Surges can travel through your cable, telephone, satellite and data lines so it's wise to provide surge protection for all of these points of entry.

For more information, visit Selecting the Right Power Protection.

Step 2: Check your home's electrical "health"

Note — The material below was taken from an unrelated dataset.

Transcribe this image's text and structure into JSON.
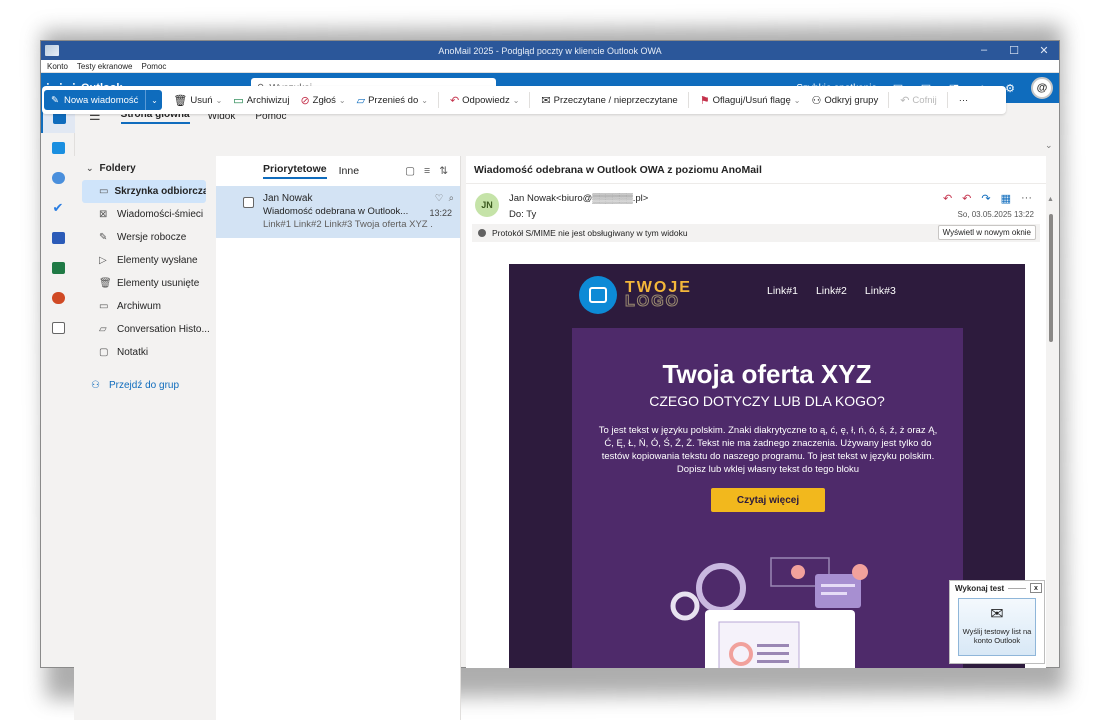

  • Repair or replace damaged and loose wires, outlets and plugs.
  • Never plug computers and sensitive electronics into outlets also being used for motor-driven equipment, including
    • photocopiers
    • air conditioners
    • refrigerators
    • freezers
    • dishwashers
    • ventilators and
    • furnaces.
  • Check your fuse or breaker box to make sure sensitive equipment, such as computers, don't share a circuit with energy-hungry equipment, such as
    • refrigerators
    • washers
    • dryers and
    • microwaves.
  • Relocate cord-connected equipment to other circuits, or have an electrician make needed changes.
  • For your safety, plant trees away from power lines, and keep branches trimmed. For your safety, FPL recommends using a qualified contractor. Branches touching lines may cause brief power interruptions. FPL no longer responds to individual customer requests for tree trimming around power lines. FPL efforts are directed toward mass clearing of trees from lines. Download FPL's Guide to Trees and Power Lines guide (Note: These files require Adobe Acrobat Reader. If you don't already have it, download it now.):
  • Equip your air conditioner with a time-delay relay, if it doesn't already have one. This prevents the unit from restarting for about three to five minutes, minimizing the possibility of damage to your air conditioner's compressor.
  • Follow the manufacturers' instructions for setting up all appliances and equipment.

Step 3: Know the signs of power disturbance problems

  • Digital clocks and displays flicker.
  • Lights flicker.
  • VCRs lose programming.
  • TV or computer screen images shrink.

Home electronics and appliances at risk from power disturbances:

  • air conditioner compressors
  • computers
  • garage door openers
  • home entertainment systems
  • microwave ovens
  • security systems
  • stereos
  • telephone answering machines
  • telephones
  • televisions
  • VCRs
  • well pumps.